_What you will do_. The answer must consist of every line from the data that holds "JSON".

Dataset rows describing interfaces:
◆ ◆ ◆ ◆ ◆ ◆ ◆

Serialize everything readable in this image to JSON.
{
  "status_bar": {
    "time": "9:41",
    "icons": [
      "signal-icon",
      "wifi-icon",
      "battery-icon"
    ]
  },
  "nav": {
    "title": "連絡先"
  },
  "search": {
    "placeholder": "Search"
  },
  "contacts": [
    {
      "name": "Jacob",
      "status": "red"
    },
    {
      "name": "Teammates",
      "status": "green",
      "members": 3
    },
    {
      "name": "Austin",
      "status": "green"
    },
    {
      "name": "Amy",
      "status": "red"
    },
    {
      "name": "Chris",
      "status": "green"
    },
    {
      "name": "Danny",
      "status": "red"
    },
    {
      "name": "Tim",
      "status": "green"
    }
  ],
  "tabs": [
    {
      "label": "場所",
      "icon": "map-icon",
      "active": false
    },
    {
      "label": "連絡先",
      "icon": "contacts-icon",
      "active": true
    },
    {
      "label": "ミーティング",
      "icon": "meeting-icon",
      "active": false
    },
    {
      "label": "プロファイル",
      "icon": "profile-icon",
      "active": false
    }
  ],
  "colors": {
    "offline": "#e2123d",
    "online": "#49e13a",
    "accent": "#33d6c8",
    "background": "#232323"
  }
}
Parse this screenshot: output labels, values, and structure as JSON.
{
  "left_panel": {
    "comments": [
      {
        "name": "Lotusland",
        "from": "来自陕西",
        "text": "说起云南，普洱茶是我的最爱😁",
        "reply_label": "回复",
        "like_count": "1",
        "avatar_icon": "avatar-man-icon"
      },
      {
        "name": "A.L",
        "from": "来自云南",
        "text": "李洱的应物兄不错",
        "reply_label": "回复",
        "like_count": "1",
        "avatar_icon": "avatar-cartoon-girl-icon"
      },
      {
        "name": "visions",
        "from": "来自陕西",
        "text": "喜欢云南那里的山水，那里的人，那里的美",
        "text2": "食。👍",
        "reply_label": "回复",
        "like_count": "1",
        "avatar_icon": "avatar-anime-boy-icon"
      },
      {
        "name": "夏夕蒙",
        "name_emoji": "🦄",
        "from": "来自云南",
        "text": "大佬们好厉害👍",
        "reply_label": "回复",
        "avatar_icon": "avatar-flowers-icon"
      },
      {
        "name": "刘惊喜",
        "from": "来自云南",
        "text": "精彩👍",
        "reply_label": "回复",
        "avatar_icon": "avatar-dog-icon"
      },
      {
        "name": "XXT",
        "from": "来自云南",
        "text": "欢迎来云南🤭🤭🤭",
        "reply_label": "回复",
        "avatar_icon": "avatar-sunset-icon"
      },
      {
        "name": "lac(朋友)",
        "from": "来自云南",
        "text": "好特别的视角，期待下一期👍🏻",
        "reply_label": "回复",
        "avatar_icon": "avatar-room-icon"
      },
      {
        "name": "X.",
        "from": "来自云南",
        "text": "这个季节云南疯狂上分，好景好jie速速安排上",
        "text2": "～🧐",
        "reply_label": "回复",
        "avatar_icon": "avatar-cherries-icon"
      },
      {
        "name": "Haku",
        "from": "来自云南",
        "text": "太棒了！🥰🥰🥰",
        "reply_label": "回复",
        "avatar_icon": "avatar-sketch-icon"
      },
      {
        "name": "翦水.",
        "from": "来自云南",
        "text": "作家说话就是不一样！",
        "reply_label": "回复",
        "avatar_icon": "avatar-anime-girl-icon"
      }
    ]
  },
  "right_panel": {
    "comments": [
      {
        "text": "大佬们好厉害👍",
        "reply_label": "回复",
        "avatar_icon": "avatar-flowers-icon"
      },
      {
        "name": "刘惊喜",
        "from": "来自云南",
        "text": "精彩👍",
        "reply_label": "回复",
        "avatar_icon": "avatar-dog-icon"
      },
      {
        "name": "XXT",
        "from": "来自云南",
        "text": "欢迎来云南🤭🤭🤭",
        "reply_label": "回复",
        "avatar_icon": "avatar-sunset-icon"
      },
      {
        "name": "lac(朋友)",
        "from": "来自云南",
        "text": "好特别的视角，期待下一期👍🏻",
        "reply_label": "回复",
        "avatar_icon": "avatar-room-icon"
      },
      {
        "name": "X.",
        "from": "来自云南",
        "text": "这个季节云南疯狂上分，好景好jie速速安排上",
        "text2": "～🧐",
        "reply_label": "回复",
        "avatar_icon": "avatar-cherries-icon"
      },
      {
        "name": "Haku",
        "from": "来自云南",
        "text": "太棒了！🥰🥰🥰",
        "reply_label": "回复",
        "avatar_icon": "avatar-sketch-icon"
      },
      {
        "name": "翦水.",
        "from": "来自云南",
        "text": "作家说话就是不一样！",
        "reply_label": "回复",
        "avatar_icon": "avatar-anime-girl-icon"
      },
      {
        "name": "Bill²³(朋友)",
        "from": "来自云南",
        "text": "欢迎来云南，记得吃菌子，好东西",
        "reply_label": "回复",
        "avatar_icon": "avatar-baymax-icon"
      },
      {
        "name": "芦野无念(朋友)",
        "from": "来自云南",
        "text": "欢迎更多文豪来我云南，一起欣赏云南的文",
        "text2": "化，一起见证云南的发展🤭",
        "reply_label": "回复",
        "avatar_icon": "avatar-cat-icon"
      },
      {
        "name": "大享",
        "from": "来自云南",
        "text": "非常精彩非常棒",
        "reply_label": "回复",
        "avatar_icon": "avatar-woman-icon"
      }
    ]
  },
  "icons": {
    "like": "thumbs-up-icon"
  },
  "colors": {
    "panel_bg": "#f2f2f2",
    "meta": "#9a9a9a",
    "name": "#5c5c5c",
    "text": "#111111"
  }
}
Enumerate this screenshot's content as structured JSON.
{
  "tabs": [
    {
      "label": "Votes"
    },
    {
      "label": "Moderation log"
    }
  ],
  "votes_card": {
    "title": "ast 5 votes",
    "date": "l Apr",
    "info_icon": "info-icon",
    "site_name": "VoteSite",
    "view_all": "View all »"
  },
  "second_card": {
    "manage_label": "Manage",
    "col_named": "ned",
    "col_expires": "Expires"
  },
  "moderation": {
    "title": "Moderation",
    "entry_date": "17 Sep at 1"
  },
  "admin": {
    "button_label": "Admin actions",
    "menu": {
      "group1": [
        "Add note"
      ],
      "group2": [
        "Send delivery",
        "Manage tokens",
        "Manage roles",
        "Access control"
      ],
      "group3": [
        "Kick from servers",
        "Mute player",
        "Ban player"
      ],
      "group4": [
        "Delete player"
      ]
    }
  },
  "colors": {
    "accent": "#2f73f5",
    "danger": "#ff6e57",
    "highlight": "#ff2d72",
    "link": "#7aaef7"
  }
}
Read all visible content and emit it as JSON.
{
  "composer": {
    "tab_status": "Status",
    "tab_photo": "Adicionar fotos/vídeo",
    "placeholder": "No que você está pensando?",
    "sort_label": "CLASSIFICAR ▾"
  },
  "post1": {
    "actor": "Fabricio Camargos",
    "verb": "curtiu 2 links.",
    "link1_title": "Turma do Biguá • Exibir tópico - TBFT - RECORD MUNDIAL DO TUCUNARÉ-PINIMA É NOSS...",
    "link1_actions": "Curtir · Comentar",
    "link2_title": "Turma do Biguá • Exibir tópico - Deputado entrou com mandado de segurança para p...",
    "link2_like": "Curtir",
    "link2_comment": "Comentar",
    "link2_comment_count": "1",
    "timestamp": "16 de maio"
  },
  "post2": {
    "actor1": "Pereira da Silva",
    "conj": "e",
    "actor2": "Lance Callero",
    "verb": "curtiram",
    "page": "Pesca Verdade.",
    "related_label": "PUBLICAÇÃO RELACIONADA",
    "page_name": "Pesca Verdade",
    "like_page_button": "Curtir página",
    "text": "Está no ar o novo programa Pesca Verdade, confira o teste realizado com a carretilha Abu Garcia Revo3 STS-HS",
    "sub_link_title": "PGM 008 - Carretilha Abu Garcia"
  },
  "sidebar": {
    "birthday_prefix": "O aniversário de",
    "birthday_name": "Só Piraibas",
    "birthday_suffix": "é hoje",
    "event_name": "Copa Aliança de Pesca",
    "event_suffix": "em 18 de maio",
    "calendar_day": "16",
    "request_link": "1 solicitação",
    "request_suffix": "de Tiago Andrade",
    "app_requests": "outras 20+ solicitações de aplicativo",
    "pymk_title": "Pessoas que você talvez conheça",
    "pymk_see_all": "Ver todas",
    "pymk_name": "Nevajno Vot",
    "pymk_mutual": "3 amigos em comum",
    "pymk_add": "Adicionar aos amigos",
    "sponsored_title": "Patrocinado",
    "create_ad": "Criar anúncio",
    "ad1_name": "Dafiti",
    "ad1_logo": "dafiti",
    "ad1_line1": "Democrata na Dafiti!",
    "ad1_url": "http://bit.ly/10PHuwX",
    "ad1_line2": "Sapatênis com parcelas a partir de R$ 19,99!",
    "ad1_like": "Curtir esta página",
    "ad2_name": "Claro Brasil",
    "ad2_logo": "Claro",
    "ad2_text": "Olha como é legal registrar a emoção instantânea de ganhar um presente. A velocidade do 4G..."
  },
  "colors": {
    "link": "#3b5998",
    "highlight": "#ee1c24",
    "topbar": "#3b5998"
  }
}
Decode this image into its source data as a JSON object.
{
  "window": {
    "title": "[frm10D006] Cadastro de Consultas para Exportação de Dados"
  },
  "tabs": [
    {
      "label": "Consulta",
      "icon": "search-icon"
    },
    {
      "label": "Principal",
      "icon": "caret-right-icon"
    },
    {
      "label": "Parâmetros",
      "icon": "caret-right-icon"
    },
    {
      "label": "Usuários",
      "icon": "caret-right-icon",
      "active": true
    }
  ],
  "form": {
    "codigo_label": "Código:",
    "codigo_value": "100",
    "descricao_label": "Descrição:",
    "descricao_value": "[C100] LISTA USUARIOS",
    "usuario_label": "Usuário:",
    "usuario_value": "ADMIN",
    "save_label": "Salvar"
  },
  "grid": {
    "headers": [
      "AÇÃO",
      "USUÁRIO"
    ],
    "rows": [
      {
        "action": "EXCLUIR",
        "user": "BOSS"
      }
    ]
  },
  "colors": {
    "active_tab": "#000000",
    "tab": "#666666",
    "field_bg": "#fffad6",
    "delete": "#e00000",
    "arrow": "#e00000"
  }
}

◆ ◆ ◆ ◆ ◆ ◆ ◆

_Written response_.
Serialize everything readable in this image to JSON.
Parse this screenshot: output labels, values, and structure as JSON.
Enumerate this screenshot's content as structured JSON.
Read all visible content and emit it as JSON.
Decode this image into its source data as a JSON object.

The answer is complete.